■ Data to use
▼
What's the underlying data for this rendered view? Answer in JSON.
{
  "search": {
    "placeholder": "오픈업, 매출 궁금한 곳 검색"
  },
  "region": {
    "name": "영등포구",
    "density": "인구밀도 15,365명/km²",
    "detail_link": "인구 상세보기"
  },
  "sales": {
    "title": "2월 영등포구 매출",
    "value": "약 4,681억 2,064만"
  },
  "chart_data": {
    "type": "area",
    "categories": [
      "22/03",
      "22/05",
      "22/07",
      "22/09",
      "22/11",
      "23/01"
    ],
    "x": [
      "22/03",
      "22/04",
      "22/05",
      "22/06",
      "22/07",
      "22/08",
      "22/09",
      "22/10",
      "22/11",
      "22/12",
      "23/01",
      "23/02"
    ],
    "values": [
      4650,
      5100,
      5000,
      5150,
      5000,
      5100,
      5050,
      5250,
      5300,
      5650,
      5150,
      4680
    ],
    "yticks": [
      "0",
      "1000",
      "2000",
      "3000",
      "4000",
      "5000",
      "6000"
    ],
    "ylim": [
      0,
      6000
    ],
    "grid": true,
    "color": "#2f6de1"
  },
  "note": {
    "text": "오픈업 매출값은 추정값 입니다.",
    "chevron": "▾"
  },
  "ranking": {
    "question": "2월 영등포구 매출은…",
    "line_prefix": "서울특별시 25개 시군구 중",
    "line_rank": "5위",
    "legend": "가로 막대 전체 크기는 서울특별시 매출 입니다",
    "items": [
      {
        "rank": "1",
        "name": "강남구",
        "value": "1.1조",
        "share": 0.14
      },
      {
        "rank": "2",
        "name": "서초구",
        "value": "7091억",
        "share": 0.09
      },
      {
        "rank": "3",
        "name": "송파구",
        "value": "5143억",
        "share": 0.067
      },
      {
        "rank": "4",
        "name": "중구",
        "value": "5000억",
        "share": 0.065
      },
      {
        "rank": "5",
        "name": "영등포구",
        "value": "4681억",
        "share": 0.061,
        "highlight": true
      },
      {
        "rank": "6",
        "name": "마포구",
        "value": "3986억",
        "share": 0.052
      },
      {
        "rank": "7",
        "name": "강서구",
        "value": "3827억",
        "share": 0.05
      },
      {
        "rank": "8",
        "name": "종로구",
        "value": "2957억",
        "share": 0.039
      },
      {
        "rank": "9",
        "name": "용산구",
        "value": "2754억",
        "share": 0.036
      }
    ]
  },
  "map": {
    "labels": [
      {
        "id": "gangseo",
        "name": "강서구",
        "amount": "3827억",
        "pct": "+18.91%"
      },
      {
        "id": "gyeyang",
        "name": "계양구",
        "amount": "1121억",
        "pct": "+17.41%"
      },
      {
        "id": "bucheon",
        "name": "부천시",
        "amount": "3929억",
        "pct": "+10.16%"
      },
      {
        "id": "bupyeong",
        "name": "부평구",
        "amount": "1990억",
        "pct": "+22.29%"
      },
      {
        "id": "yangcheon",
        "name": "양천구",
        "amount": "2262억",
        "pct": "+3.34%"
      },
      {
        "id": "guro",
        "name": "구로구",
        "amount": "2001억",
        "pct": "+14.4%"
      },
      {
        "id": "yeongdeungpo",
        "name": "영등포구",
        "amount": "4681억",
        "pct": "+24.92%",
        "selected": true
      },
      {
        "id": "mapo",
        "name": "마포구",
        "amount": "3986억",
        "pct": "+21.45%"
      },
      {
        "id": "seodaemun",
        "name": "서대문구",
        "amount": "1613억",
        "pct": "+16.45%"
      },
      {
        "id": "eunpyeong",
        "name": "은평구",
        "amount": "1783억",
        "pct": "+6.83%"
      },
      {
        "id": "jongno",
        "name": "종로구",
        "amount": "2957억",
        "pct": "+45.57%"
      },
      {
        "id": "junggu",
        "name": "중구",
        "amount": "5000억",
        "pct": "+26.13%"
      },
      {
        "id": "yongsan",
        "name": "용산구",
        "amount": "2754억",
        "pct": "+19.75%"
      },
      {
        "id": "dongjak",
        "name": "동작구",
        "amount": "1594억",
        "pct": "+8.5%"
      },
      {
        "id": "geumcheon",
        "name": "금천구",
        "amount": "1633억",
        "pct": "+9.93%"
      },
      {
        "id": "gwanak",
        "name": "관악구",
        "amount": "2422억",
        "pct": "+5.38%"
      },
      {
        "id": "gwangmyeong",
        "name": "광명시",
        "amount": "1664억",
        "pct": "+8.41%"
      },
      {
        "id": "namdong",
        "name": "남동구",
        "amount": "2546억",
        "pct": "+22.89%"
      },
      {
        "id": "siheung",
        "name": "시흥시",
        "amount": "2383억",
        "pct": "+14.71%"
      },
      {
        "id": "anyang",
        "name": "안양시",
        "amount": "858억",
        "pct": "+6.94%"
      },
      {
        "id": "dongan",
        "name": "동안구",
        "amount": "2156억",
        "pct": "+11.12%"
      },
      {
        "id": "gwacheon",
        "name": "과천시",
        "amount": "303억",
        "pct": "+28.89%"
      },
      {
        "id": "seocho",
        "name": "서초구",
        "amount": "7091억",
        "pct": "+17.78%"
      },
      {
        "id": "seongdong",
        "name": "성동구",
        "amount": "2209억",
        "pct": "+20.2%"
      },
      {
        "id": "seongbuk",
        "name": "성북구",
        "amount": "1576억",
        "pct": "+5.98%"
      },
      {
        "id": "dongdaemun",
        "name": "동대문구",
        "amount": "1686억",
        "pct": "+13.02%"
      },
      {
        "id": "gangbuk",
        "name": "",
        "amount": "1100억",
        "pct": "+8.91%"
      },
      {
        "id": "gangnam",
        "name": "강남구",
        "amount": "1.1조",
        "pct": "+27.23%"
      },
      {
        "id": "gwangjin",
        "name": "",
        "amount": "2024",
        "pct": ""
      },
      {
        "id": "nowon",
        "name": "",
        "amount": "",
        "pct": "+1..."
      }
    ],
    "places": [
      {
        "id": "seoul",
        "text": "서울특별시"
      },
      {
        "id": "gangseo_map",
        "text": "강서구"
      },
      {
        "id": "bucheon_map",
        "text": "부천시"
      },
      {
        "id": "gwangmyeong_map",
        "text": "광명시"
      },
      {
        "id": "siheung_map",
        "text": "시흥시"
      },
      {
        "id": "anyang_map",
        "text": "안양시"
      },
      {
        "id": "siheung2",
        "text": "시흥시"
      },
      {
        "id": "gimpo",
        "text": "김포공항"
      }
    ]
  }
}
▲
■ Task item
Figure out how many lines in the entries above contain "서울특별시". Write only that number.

■ Response to the exercise
3